“Computer says no.”
One of Little Britain’s most favourite quotes is the unfortunate reality for many like Jennifer Null’s family.
Just like the computer pioneers in the past century who conveniently forgot about the year 2000, rare names like Mrs. Null, are lost in the digital world forever simply because they fall into the unfortunate ‘edge cases’ (imagine trying to board a plane with ‘Null’ in the name field on your ticket).
With a slightly happier ending, Janice Keihanaikukauakahihulihe’ekahaunaele, a Hawaiian woman with a real 36 character long surname, convinced the authority to change the system so that her name can be displayed in full.

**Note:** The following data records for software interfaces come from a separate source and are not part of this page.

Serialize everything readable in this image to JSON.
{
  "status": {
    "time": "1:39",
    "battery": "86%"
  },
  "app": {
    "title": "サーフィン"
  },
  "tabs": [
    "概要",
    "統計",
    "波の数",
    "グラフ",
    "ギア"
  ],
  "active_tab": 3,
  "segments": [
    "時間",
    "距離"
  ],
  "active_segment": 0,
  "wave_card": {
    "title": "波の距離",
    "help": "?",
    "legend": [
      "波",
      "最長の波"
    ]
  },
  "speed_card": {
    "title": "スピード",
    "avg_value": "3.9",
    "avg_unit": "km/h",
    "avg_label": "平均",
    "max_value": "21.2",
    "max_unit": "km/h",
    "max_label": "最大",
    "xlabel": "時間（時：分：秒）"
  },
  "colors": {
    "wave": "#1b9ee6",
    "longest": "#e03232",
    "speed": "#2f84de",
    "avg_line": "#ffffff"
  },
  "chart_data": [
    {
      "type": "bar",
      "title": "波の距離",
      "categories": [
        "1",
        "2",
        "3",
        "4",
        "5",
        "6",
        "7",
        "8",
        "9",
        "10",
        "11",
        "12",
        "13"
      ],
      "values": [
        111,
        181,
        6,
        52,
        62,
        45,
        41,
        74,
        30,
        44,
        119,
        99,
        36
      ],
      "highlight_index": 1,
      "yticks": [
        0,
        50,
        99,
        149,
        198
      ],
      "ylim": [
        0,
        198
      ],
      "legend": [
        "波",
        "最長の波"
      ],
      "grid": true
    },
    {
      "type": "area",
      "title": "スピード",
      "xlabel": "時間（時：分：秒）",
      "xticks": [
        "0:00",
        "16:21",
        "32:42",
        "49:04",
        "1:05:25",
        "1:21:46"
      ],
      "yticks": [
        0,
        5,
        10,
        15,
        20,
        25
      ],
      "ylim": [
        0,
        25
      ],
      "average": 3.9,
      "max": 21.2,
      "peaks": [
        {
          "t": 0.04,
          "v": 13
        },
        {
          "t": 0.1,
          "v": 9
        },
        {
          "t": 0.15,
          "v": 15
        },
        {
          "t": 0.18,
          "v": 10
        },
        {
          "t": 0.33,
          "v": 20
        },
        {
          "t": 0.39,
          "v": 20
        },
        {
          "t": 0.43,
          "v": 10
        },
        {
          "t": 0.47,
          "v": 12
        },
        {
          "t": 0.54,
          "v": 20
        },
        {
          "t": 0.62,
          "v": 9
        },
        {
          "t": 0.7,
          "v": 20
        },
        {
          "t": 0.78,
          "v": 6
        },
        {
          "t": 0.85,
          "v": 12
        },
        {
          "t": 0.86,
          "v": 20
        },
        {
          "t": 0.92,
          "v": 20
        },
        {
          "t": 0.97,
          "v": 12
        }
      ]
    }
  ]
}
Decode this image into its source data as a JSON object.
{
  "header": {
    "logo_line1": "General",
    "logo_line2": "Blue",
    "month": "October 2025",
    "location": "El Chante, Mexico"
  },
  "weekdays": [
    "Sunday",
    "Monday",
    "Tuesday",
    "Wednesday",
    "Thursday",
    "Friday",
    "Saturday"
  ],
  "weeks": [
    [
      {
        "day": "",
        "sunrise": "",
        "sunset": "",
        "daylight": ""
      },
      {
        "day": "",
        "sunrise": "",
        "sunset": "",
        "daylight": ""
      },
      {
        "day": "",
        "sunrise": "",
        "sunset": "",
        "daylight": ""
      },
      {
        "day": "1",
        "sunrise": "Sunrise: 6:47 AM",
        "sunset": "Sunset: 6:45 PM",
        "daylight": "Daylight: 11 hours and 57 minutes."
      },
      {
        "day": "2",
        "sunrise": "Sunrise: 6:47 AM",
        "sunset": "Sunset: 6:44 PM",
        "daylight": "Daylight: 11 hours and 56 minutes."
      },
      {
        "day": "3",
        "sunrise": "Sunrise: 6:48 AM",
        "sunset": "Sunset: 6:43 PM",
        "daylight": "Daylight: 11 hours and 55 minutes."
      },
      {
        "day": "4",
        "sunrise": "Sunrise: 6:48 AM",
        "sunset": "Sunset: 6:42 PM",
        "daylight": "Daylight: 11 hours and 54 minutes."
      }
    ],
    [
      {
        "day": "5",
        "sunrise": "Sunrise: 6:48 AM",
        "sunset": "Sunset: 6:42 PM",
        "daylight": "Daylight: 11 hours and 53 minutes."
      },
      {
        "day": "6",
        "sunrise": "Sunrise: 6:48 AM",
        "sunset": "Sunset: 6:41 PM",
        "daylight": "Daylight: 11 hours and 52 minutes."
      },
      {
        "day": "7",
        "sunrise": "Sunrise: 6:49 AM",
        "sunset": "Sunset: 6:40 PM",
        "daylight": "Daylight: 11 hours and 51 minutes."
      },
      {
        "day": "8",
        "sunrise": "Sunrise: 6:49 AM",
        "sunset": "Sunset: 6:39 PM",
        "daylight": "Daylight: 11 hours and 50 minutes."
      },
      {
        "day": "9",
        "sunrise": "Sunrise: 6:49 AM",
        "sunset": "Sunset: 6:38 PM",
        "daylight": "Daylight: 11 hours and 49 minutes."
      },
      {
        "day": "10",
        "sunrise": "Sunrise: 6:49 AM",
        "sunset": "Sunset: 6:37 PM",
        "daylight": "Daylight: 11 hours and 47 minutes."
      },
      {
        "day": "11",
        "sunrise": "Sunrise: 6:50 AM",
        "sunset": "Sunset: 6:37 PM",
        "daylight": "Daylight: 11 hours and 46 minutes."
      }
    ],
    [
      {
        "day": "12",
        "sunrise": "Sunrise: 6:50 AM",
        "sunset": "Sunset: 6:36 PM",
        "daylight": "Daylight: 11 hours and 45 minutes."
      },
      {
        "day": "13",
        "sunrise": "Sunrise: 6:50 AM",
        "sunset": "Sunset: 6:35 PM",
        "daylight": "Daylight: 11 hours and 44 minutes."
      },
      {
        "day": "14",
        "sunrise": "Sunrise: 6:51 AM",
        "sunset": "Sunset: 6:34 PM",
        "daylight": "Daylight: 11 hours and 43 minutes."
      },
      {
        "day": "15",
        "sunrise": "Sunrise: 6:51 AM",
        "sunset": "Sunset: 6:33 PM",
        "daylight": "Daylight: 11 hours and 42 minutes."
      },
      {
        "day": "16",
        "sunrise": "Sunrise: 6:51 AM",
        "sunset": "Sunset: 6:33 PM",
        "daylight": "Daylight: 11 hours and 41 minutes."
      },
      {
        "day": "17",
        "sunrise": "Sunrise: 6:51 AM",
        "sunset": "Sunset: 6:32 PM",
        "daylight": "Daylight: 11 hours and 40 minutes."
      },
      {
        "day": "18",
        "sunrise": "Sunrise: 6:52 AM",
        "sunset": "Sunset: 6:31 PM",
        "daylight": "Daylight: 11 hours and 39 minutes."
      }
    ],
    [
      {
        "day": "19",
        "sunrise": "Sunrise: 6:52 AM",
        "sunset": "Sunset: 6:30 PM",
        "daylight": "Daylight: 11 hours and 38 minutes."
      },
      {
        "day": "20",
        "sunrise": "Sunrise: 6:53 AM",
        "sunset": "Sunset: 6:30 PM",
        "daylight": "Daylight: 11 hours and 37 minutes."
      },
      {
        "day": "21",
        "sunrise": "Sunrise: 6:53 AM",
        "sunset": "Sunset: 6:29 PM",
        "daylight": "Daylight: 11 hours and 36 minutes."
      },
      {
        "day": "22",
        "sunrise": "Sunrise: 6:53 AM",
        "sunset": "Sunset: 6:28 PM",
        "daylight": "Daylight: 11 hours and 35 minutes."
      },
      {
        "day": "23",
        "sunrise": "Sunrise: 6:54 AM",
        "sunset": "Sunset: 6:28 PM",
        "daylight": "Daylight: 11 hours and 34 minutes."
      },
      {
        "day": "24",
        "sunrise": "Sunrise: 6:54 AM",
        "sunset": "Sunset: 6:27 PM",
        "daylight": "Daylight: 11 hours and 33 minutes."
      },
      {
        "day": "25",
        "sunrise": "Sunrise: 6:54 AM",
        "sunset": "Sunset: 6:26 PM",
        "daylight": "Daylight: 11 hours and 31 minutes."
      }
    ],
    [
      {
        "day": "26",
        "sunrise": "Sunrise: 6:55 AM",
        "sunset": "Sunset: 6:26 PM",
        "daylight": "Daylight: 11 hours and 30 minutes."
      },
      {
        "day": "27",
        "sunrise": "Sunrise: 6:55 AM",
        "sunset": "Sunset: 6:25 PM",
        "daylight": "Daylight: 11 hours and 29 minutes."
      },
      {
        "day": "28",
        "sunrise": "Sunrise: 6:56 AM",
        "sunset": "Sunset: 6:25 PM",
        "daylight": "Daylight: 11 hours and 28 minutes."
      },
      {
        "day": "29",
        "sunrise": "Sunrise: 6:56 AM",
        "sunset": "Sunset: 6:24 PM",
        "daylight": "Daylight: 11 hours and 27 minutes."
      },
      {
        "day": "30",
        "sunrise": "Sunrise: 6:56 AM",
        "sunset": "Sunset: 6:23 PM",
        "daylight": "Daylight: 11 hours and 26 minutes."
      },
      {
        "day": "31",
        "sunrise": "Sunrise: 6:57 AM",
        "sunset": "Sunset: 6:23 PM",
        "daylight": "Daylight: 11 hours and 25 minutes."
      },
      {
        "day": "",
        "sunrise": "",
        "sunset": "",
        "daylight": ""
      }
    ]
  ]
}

Whether or not we have one of those rare names, being able to enjoy the same access to the increasingly digital world, is a basic human right. However too often, design practices systematically violate this basic principle for the sake of being agile.
This is a classic dilemma for us as UX designers. Ever since digital was even a thing, designers of Human Factors or Ergonomics have made the consensus in User Centered Design (UCD) process with the following steps:
- Define relevant populations (e.g. age range, nationality, sex)
- Define key dimensions or variable for fit consideration (e.g. height, reach, weight, etc)
- Determine boundary measures for each anthropometric dimension from reference data, from lower 5th to upper 95th percentile (keeping in mind that some dimensions, such as head clearance in a doorway, may be one-sided)
- Compare referenced dimensions with existing real-world products for reality check
- Apply dimensions to create mock-ups for initial, informal ergonomic feedback with users
- Refine design(s) to create foam or similar low-fidelity mock-ups for fit evaluation
- Continue to refine as needed/budgeted
In today’s terms, these basic UCD principles mean that an effective design should accommodate at least 90% of the target population (from the lower 5th percentile to the upper 95th percentile).
Luke W has discussed a great deal about how to tackle edge cases in UX design process. If you are planning to start a large scale UX project, here are a few suggestions to help you plan your ‘unhappy paths’ better:
- System map is still key. System maps, or system flows are logic flows to help articulate the system architecture and the logical relationship between system elements and processes, as well as ALL the possible logical paths. Even though an Agile design process may not have the accurate picture of the full system at the start, it is critical to have an evolving system map to ensure that the system is sound at every stage of the design process.
- Brain storm ‘What-ifs’. It’s unlikely we can exhaust all the possibilities in a brainstorming session. But that should not stop us from trying. ‘What-ifs’ are beacons of innovation and torch lights for finding flaws, allowing us to imagine the unknown and achieve the unthinkable. While the team has settled on the key user stories, spend time on the many ‘what-ifs’ and be enlightened by what comes up.
- Test, test, test. Just like realtors’ mantra ‘location, location, location’, ‘test, test and test again’ should be the mantra of all designers. Constant and continuous testing with real users will help maximize the exposure of design flaws. This includes adding ‘feedback/report’ options and tracking features post launch, so you can continue to track what goes right and what goes wrong.
Empathy is the fundamental quality of all UX designers. Let’s make sure people like Mrs. Null can enjoy the convenience and delight of modern technologies, just like everyone else.